Data transfer hub  

In addition to boosting its server manufacturing, Taiwan has an opportunity to become a regional data transfer hub. Its strategic geographic location makes it a focal point for East Asia data transit, connecting Japan and Korea to the north and Southeast Asia to the south. This places the island as a potential digital convergence and cloud business application center, says Chen Yi-ling, an industry analyst at the semi-governmental Market Intelligence & Consulting Institute (MIC). 

At one time, Taiwan might have been passed over in favor of Hong Kong, which also has a favorable geographic position. But the Chinese Communist Party’s sudden imposition of a draconian National Security Law in June 2020 marked a turning point for how multinational companies viewed the former British colony. What had once been considered a low-risk destination with a solid rule of law was henceforth seen as holding higher risk, given the potential for arbitrary enforcement of local laws.  

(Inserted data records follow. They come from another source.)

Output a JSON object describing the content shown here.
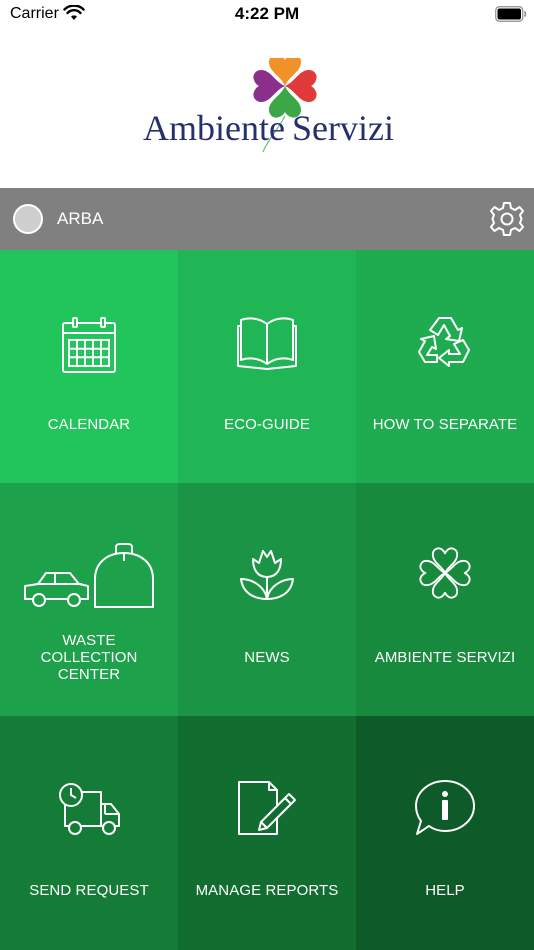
{
  "status_bar": {
    "carrier": "Carrier",
    "time": "4:22 PM"
  },
  "logo": {
    "text_left": "Ambiente",
    "text_right": "Servizi"
  },
  "location": {
    "name": "ARBA"
  },
  "tiles": [
    {
      "label": "CALENDAR",
      "icon": "calendar-icon",
      "color": "#22c55c"
    },
    {
      "label": "ECO-GUIDE",
      "icon": "book-icon",
      "color": "#20b656"
    },
    {
      "label": "HOW TO SEPARATE",
      "icon": "recycle-icon",
      "color": "#1fac51"
    },
    {
      "label": "WASTE COLLECTION CENTER",
      "icon": "car-and-bin-icon",
      "color": "#1da14b"
    },
    {
      "label": "NEWS",
      "icon": "tulip-icon",
      "color": "#1b9545"
    },
    {
      "label": "AMBIENTE SERVIZI",
      "icon": "clover-icon",
      "color": "#178a3d"
    },
    {
      "label": "SEND REQUEST",
      "icon": "delivery-truck-icon",
      "color": "#157c37"
    },
    {
      "label": "MANAGE REPORTS",
      "icon": "document-pen-icon",
      "color": "#126d31"
    },
    {
      "label": "HELP",
      "icon": "info-bubble-icon",
      "color": "#0e5a28"
    }
  ]
}
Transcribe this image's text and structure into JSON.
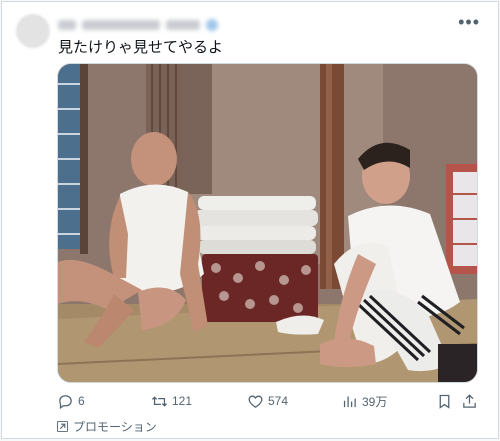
{
  "tweet": {
    "text": "見たけりゃ見せてやるよ"
  },
  "actions": {
    "replies": "6",
    "reposts": "121",
    "likes": "574",
    "views": "39万"
  },
  "promo": {
    "label": "プロモーション"
  },
  "icons": {
    "more": "more-dots-icon",
    "reply": "reply-icon",
    "repost": "repost-icon",
    "like": "heart-icon",
    "views": "views-bar-icon",
    "bookmark": "bookmark-icon",
    "share": "share-icon",
    "promo": "promoted-arrow-icon"
  },
  "colors": {
    "icon": "#536471",
    "text": "#0f1419",
    "border": "#cfd9de"
  }
}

“Taiwan, due to geopolitics, is gradually replacing Hong Kong and is becoming an Asia-Pacific hub on a steady basis,” says Mark Liu, an analyst at Taipei-based market intelligence firm TrendForce. The island further benefits from being relatively mature in infrastructure and having “comparatively affordable green electricity and stable power provision,” he adds.  

Analyst Mark Liu says Taiwan is replacing Hong Kong as an Asia-Pacific hub.

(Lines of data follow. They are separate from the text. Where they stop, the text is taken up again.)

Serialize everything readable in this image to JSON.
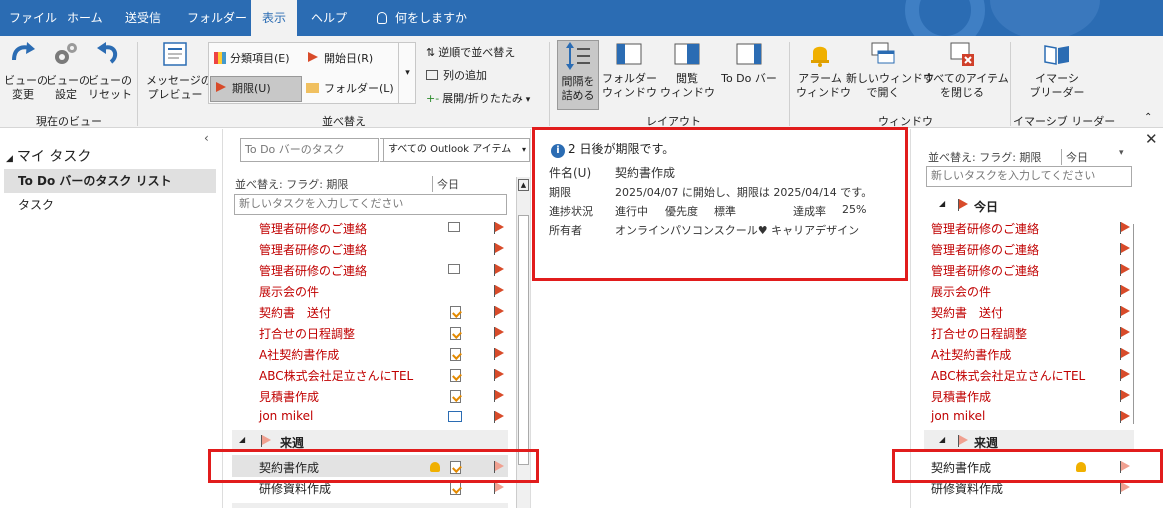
{
  "tabs": [
    "ファイル",
    "ホーム",
    "送受信",
    "フォルダー",
    "表示",
    "ヘルプ"
  ],
  "tell_me": "何をしますか",
  "ribbon": {
    "current_view": {
      "change": "ビューの\n変更",
      "settings": "ビューの\n設定",
      "reset": "ビューの\nリセット",
      "group": "現在のビュー"
    },
    "arrange": {
      "message_preview": "メッセージの\nプレビュー",
      "category": "分類項目(E)",
      "start_date": "開始日(R)",
      "due": "期限(U)",
      "folder": "フォルダー(L)",
      "reverse": "逆順で並べ替え",
      "add_columns": "列の追加",
      "expand": "展開/折りたたみ",
      "group": "並べ替え"
    },
    "layout": {
      "spacing": "間隔を\n詰める",
      "folder_pane": "フォルダー\nウィンドウ",
      "reading_pane": "閲覧\nウィンドウ",
      "todo_bar": "To Do バー",
      "group": "レイアウト"
    },
    "window": {
      "reminders": "アラーム\nウィンドウ",
      "open_new": "新しいウィンドウ\nで開く",
      "close_all": "すべてのアイテム\nを閉じる",
      "group": "ウィンドウ"
    },
    "immersive": {
      "reader": "イマーシ\nブリーダー",
      "group": "イマーシブ リーダー"
    }
  },
  "nav": {
    "my_tasks": "マイ タスク",
    "items": [
      "To Do バーのタスク リスト",
      "タスク"
    ]
  },
  "list": {
    "search_placeholder": "To Do バーのタスク",
    "scope": "すべての Outlook アイテム",
    "sort_label": "並べ替え: フラグ: 期限",
    "sort_value": "今日",
    "new_task_placeholder": "新しいタスクを入力してください",
    "today_items": [
      "管理者研修のご連絡",
      "管理者研修のご連絡",
      "管理者研修のご連絡",
      "展示会の件",
      "契約書　送付",
      "打合せの日程調整",
      "A社契約書作成",
      "ABC株式会社足立さんにTEL",
      "見積書作成",
      "jon mikel"
    ],
    "next_week_group": "来週",
    "next_week_items": [
      "契約書作成",
      "研修資料作成"
    ]
  },
  "preview": {
    "info": "2 日後が期限です。",
    "subject_label": "件名(U)",
    "subject": "契約書作成",
    "due_label": "期限",
    "due": "2025/04/07 に開始し、期限は 2025/04/14 です。",
    "status_label": "進捗状況",
    "status": "進行中",
    "priority_label": "優先度",
    "priority": "標準",
    "percent_label": "達成率",
    "percent": "25%",
    "owner_label": "所有者",
    "owner": "オンラインパソコンスクール♥ キャリアデザイン"
  },
  "todobar": {
    "sort_label": "並べ替え: フラグ: 期限",
    "sort_value": "今日",
    "new_task_placeholder": "新しいタスクを入力してください",
    "today_group": "今日"
  }
}
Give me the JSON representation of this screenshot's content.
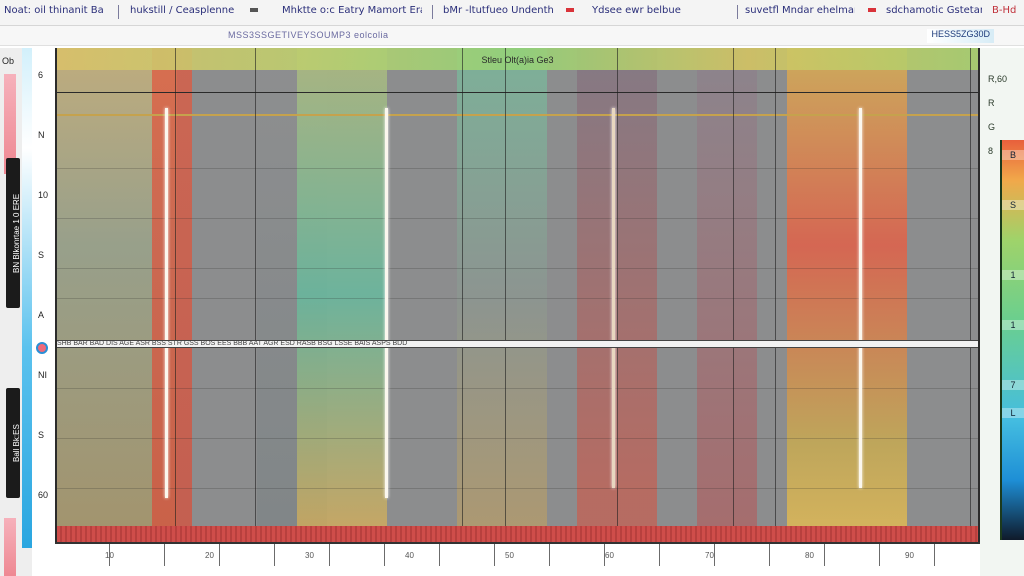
{
  "tabs": [
    {
      "label": "Noat: oil thinanit Bast"
    },
    {
      "label": "hukstill / Ceasplenne"
    },
    {
      "label": "Mhktte o:c Eatry Mamort Eral"
    },
    {
      "label": "bMr -ltutfueo Undenthe"
    },
    {
      "label": "Ydsee ewr belbue"
    },
    {
      "label": "suvetfl Mndar ehelmarts"
    },
    {
      "label": "sdchamotic Gstetanec"
    },
    {
      "label": "B-Hd"
    }
  ],
  "subheader": {
    "title": "MSS3SSGETIVEYSOUMP3 eolcolia",
    "right_label": "HESS5ZG30D"
  },
  "left_rail": {
    "top_label": "Ob",
    "labels": [
      "6",
      "N",
      "10",
      "S",
      "A",
      "NI",
      "S",
      "60"
    ],
    "vertical_texts": [
      "BN Blkonrtae 1 0 ERE",
      "Ball Bk:ES"
    ]
  },
  "plot": {
    "title": "Stleu Olt(a)ia Ge3",
    "center_strip_text": "SHB  BAR  BAD  DIS  AGE  ASR  BSS  STR  GSS  BOS  EES  BBB  AAT  AGR  ESD  RASB  BSG  LSSE  BAIS  ASPS  BDD",
    "columns": [
      {
        "color": "#9fd06f"
      },
      {
        "color": "#c99a8a"
      },
      {
        "color": "#8fa0a0"
      },
      {
        "color": "#d9a050"
      },
      {
        "color": "#7fc8b0"
      },
      {
        "color": "#d6c35a"
      },
      {
        "color": "#8fa0a0"
      },
      {
        "color": "#6fc38f"
      }
    ]
  },
  "xaxis": {
    "labels": [
      "10",
      "20",
      "30",
      "40",
      "50",
      "60",
      "70",
      "80",
      "90"
    ]
  },
  "right_panel": {
    "labels": [
      "R,60",
      "R",
      "G",
      "8"
    ],
    "colorbar_ticks": [
      "B",
      "S",
      "1",
      "1",
      "7",
      "L"
    ]
  }
}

Geopolitical factors have also influenced underseas cable routing decisions, notes Chen. One example is the Pacific Light Cable Network (PLCN), a submarine cable system initially designed to connect Hong Kong, Taiwan, the Philippines, and the United States. 

“In 2020, the PLCN cable planned to pass through Hong Kong, but due to geopolitical shifts related to Hong Kong’s National Security Law and the U.S. ‘Clean Network’ initiative, the route was adjusted to directly connect Taiwan and the Philippines,” she says. Recent Google investments in cables also use Taiwan as an East Asia hub, bypassing Hong Kong, she notes.  

In a September 2023 news release, Google announced that it is adopting advanced multi-core technology for a planned new undersea cable. Work on the system is set to begin in March this year, and the cable is expected to be ready for service in 2025. 

For this project, Google is collaborating with Japanese electronics corporation NEC, Taiwan’s Chunghwa Telecom, American telecommunications company AT&T, and a subsidiary of the Philippines’ Globe Group. The cable will connect Taiwan, the Philippines, Guam, and California – a first for submarine cable networks.  

Chunghwa Telecom has been strengthening its links with neighboring countries and telecom markets in the region by participating in several international undersea cable projects as part of an effort to improve Taiwan’s global internet security. For Google’s undersea cable, Chung-hwa will serve as the landing party and cable landing station owner at a new facility in Taitung’s Dawu Township. 

In a September statement, Google said its undersea cable efforts to connect Taiwan with the world had created more than 64,000 jobs and generated around US$26 billion in gross domestic product as of 2021. Google said it would continue to invest more in cloud infrastructure in the country, aiming to help Taiwan become Asia’s Silicon Valley.